The wisdom of San Jose’s privatization of graffiti abatement is still in question. Contractor Graffiti Protective Coatings went $166,700 over budget in its first year. The greater issue is the failure to utilize a holistic approach that includes murals in its long-term strategy. San Jose was the poster child for a community based abatement strategy without murals, when it began passing out buckets of paint to its citizens and organizing teams of volunteers to go after graffiti. When Rick Stanton was the Graffiti Abatement manager from 1997 – 2007, he claimed to have reduced graffiti in San Jose by 99.88%. However, Stanton’s initiatives do not appear to have lasted long past his tenure and the vast network of volunteers has crumbled. Why else would San Jose still be spending $800,000 / year on graffiti abatement? Stanton’s work was directly informed by the Broken Windows theory, which has also had numerous holes shot through it, while still being the manual for abatement in most urban epicenters.

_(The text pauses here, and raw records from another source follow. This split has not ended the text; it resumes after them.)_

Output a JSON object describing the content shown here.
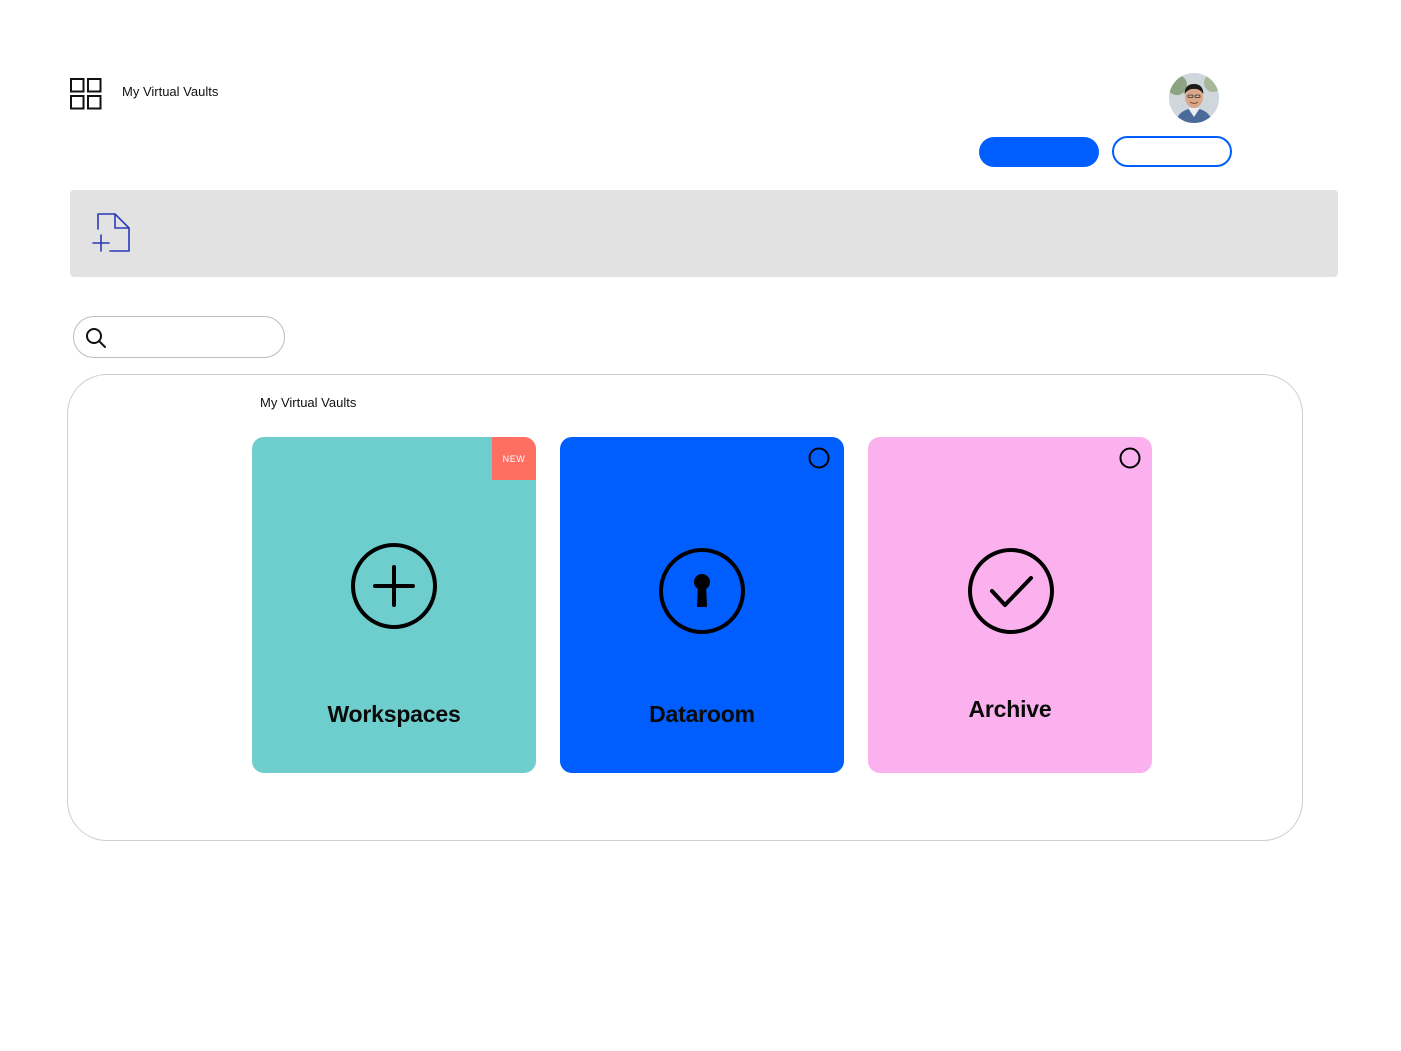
{
  "header": {
    "app_title": "My Virtual Vaults",
    "primary_button_label": "",
    "secondary_button_label": ""
  },
  "search": {
    "value": "",
    "placeholder": ""
  },
  "panel": {
    "title": "My Virtual Vaults",
    "cards": [
      {
        "label": "Workspaces",
        "icon": "plus-circle-icon",
        "color": "#6ecdcd",
        "badge": "NEW"
      },
      {
        "label": "Dataroom",
        "icon": "keyhole-icon",
        "color": "#005eff"
      },
      {
        "label": "Archive",
        "icon": "check-circle-icon",
        "color": "#fbb1ee"
      }
    ]
  },
  "colors": {
    "accent": "#005eff",
    "badge": "#ff6f61",
    "upload_bar": "#e2e2e2",
    "upload_icon": "#2a3bb7"
  }
}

The increase in graffiti in San Jose appears to support what the Community Rejuvenation Project has argued all along. Simply painting over graffiti again and again is not an effective solution. San Jose spent ten years and innumerable resources to virtually eliminate graffiti only to have it creep back in less than five. What San Jose and other cities in the Bay Area need is a holistic approach to abatement that incorporates murals, youth development and community engagement. Murals are a permanent solution to repeated vandalism. They do not provide a blank surface to be repeatedly written on. They create a sense of community and neighborhood pride that a blotchy paint job does not. And they can connect to the very youth who have writing on the walls in the first place. The aerosol aesthetic has always tapped into the spirit of the youth because the spray paint movement was one that was developed entirely by youth. The best solution to abatement is to cultivate the creativity of the children through murals rather than continuously try to erase their expression.